And iodine and thorium and thulium and thallium…” –The Elements, Tom Lehrer
Beyond the first verse of the Tom Lehrer song, most people’s heads start to swim—well, truth be told, half way through the first verse of Tom Lehrer’s song, most people’s heads start to swim! However, the Periodic Table of Elements is an invaluable tool to chemists and students who begrudgingly take the class. This table details not only the scientific name and chemical symbol for the element, but it’s mass, weight, charge, number of valance electrons, family/group, and why is your head spinning in circles?! To say the least, it is a detailed tool that only scratches the molecular surface. But, just how—and who—developed this idea of a periodic table, and what, exactly does it mean?
I’m very glad you asked.
Back in the days of Aristotle, there were only four elements: Earth, Air, Water, and Fire; these four elements could be combined to create each other. Of course, this idea was disproved as scientists (or alchemists, as they were) began discovering elements as we know them today.
To have easy access, there needed to be a “database,” of sorts, to keep track. This database would be known as the Periodic Table. But, I’m jumping ahead. I’ll try not to get too technical, though, admittedly, Chemistry is a love of mine. This concept was first put down prior to any ideas of subatomic particles or quantum mechanics. It was in 1829, when a German chemist named Johann Wolfgang Döbereiner discovered what he called The Law of Triads. He noted that the middle element of the triad possessed the average of the atomic weight of the other two elements in the triad. His discovery laid the ground work for other chemists who realized the relationship extended beyond just triads and into “groups” or “families.”
In 1865, an English chemist, John Newlands, noticed the pattern recurring every eight steps—in other words, when placing elements in order by atomic weight, those elements with similar properties recurred every eighth place. He called this the Law of Octaves--which would have worked, except for the undiscovered Noble Gasses that blew his theory, well, off the chart.

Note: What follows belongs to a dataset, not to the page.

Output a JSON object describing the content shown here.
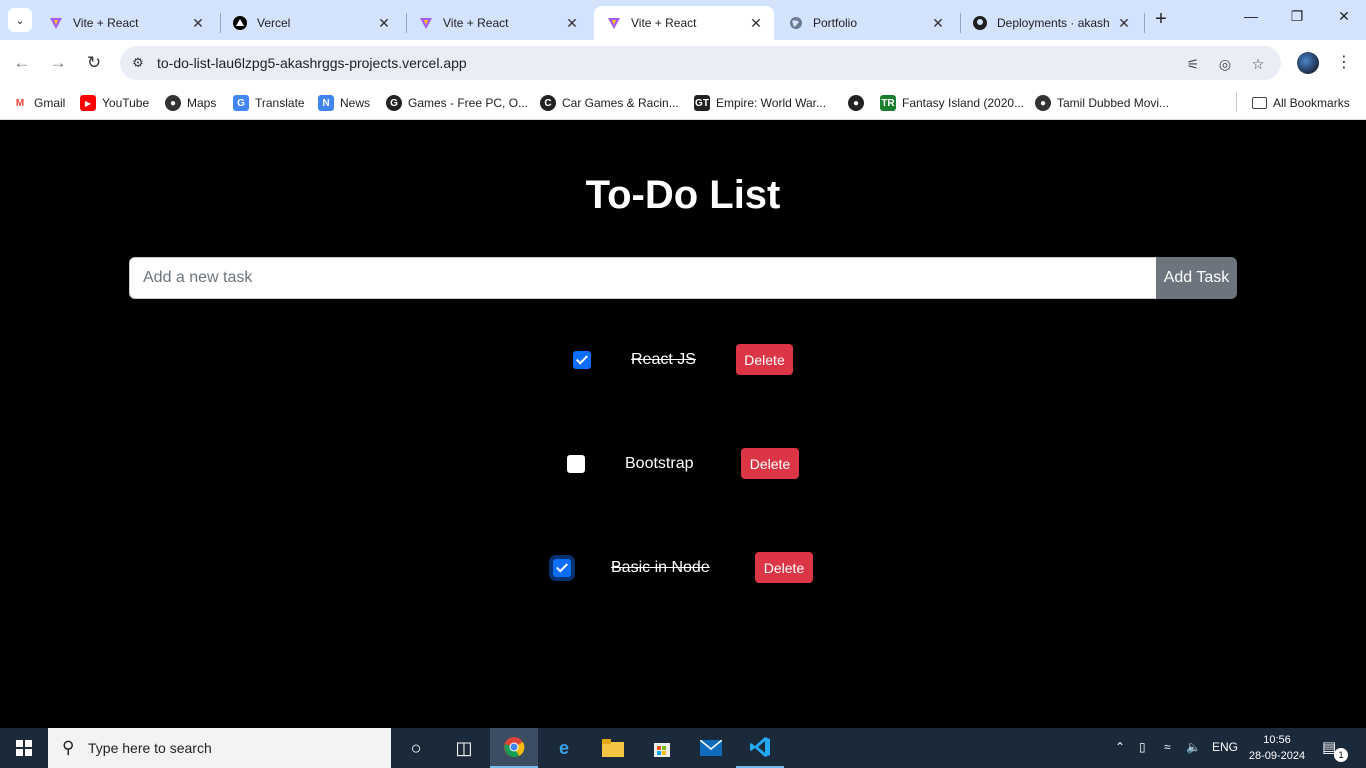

Finally, in 1869, Russian chemist, Dmitri Mendeleev decided to arrange the elements according to mass. By doing this, he was able to predict a pattern of how the elements would line up—a periodicity, so to speak. A few of the elements were taken out of their strict mass-order to couple them with elements that retained similar properties. Some elements had their masses recalculated, and some elements just weren’t discovered at the time—but, Mendeleev was able to predict with striking accuracy how the “missing” elements would react and what their properties would be. Mendeleev presented his findings to the Russian Chemical Society on March 6, 1869. Four months after Mendeleev published his Periodic Table, another chemist—Lothar Meyer—published his findings, which were nearly identical to Mendeleev. The biggest difference between Mendeleev and Meyer was that Mendeleev believed he could predict the mass and weight of the missing elements when arranged as he had done. Meyer did not.
The success of Mendeleev’s Periodic Law helped him to accurately predict the qualities of germanium, gallium, and scandium, thus awarding him the full credit for developing the table as we know it today. When Mendeleev and the others were doing their work and forging pathways in chemistry, there were only about 63 known elements. By 1959, when Tom Lehrer popularized chemistry in song, there were 102 elements. His song even ends with, “These are the only ones of which the news has come to Harvard. There may be many others, but they haven’t been discovered!” As of March 10, 2009, there are 117 elements on the Periodic Table.
To view the sources for this article, please visit the following sites:
The Periodic Table (History)
Tom Lehrer’s Song, The Elements